-- ENTRIES PROVIDED follows --

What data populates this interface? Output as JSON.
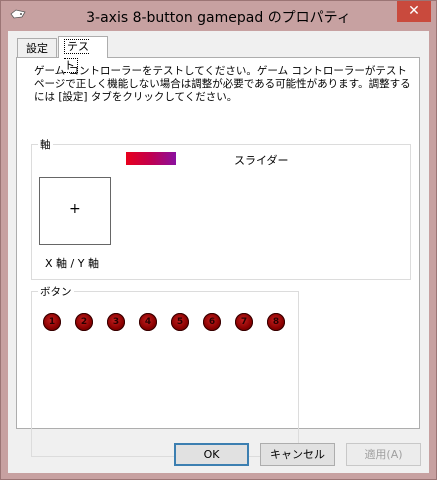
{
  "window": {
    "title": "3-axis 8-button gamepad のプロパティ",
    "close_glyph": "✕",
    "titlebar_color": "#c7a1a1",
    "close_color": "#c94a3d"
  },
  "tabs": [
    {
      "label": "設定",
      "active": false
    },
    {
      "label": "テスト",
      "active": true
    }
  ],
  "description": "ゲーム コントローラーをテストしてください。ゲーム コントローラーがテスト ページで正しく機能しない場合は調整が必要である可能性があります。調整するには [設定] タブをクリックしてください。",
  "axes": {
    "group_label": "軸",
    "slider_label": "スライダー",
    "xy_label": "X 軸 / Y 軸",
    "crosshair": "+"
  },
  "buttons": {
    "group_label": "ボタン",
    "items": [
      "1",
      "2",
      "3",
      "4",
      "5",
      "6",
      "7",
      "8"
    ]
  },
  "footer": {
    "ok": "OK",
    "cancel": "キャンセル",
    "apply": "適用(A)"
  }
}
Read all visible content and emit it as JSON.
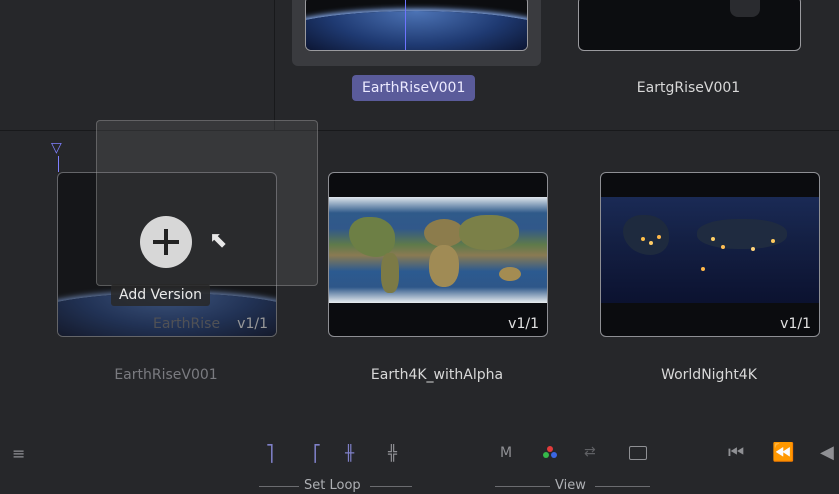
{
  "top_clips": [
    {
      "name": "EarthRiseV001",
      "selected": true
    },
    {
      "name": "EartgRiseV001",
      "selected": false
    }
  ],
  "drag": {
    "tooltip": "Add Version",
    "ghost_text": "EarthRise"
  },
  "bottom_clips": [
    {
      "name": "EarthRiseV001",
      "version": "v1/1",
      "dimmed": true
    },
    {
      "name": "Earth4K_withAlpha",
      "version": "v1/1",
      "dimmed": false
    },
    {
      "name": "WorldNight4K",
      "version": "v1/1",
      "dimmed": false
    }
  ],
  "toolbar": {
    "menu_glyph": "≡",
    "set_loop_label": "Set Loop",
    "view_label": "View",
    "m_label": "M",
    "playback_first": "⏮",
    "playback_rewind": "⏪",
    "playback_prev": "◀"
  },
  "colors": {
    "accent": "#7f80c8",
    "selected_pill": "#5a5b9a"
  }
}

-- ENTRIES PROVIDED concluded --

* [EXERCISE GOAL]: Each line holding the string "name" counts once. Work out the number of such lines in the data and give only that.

* [RESPONSE TO THE TASK]: 5